▸ Task to carry out
Copy every record exactly as it stands. Leave the pictures out.

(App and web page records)
· · ·
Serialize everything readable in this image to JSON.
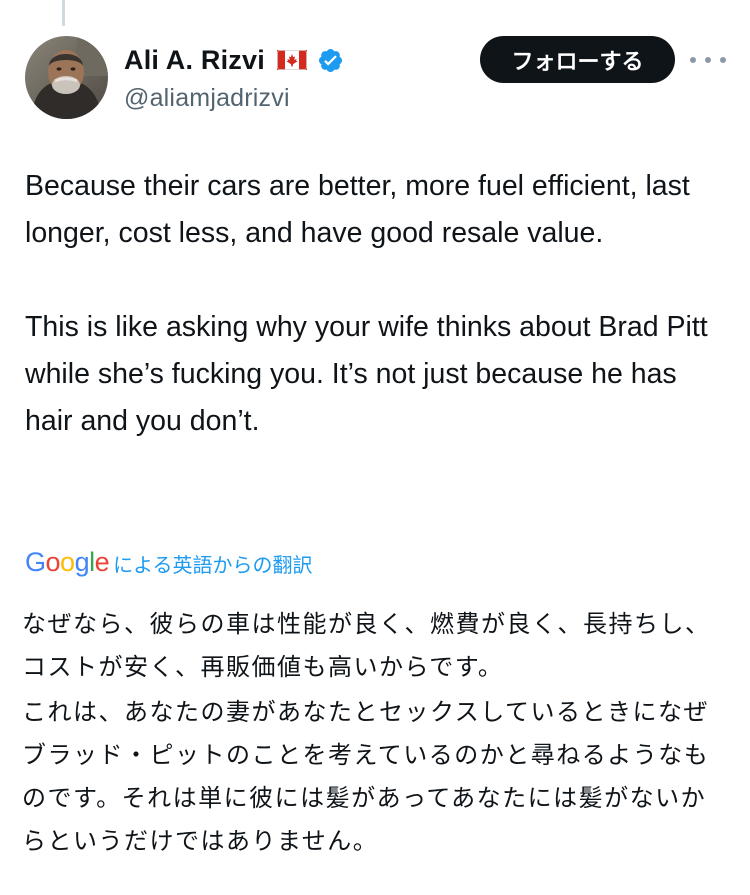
{
  "author": {
    "display_name": "Ali A. Rizvi",
    "handle": "@aliamjadrizvi",
    "flag_icon": "canada-flag-icon",
    "verified_icon": "verified-badge-icon",
    "verified_color": "#1d9bf0"
  },
  "actions": {
    "follow_label": "フォローする",
    "more_icon": "more-options-icon"
  },
  "tweet": {
    "paragraphs": [
      "Because their cars are better, more fuel efficient, last longer, cost less, and have good resale value.",
      "This is like asking why your wife thinks about Brad Pitt while she’s fucking you. It’s not just because he has hair and you don’t."
    ]
  },
  "translation": {
    "logo_text": "Google",
    "label": "による英語からの翻訳",
    "paragraphs": [
      "なぜなら、彼らの車は性能が良く、燃費が良く、長持ちし、コストが安く、再販価値も高いからです。",
      "これは、あなたの妻があなたとセックスしているときになぜブラッド・ピットのことを考えているのかと尋ねるようなものです。それは単に彼には髪があってあなたには髪がないからというだけではありません。"
    ]
  }
}
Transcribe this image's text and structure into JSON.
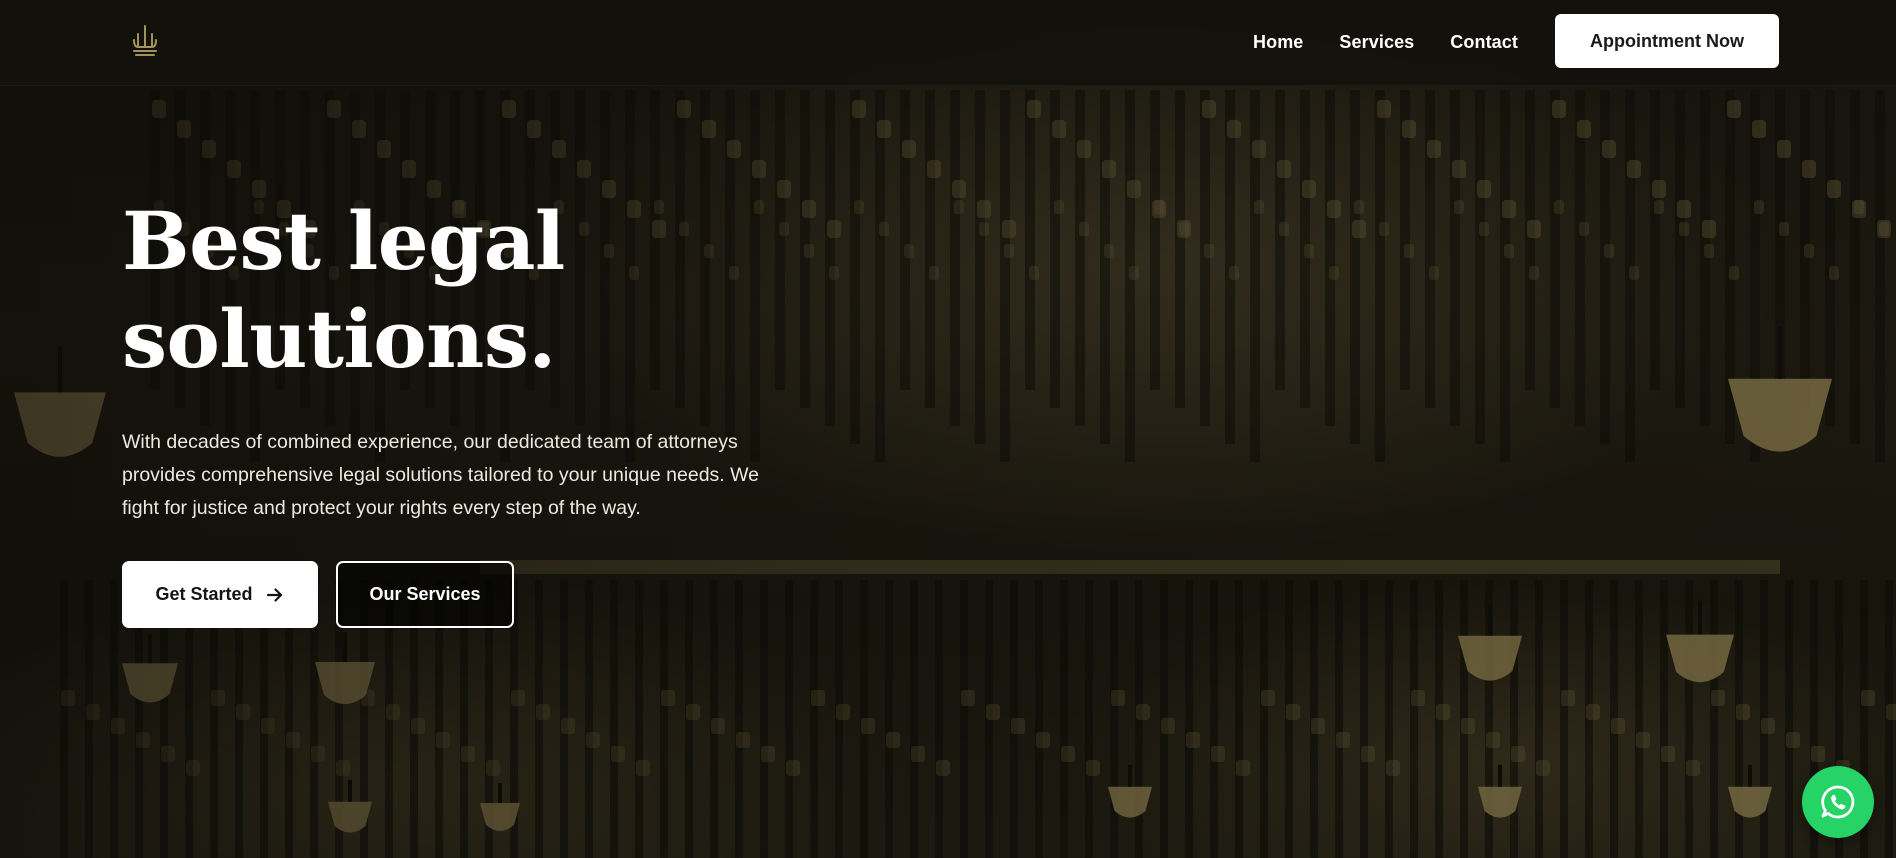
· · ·
▸ Exercise answer
Serialize everything readable in this image to JSON.
{
  "author": {
    "display_name": "Ali A. Rizvi",
    "handle": "@aliamjadrizvi",
    "flag_icon": "canada-flag-icon",
    "verified_icon": "verified-badge-icon",
    "verified_color": "#1d9bf0"
  },
  "actions": {
    "follow_label": "フォローする",
    "more_icon": "more-options-icon"
  },
  "tweet": {
    "paragraphs": [
      "Because their cars are better, more fuel efficient, last longer, cost less, and have good resale value.",
      "This is like asking why your wife thinks about Brad Pitt while she’s fucking you. It’s not just because he has hair and you don’t."
    ]
  },
  "translation": {
    "logo_text": "Google",
    "label": "による英語からの翻訳",
    "paragraphs": [
      "なぜなら、彼らの車は性能が良く、燃費が良く、長持ちし、コストが安く、再販価値も高いからです。",
      "これは、あなたの妻があなたとセックスしているときになぜブラッド・ピットのことを考えているのかと尋ねるようなものです。それは単に彼には髪があってあなたには髪がないからというだけではありません。"
    ]
  }
}
Transcribe this image's text and structure into JSON.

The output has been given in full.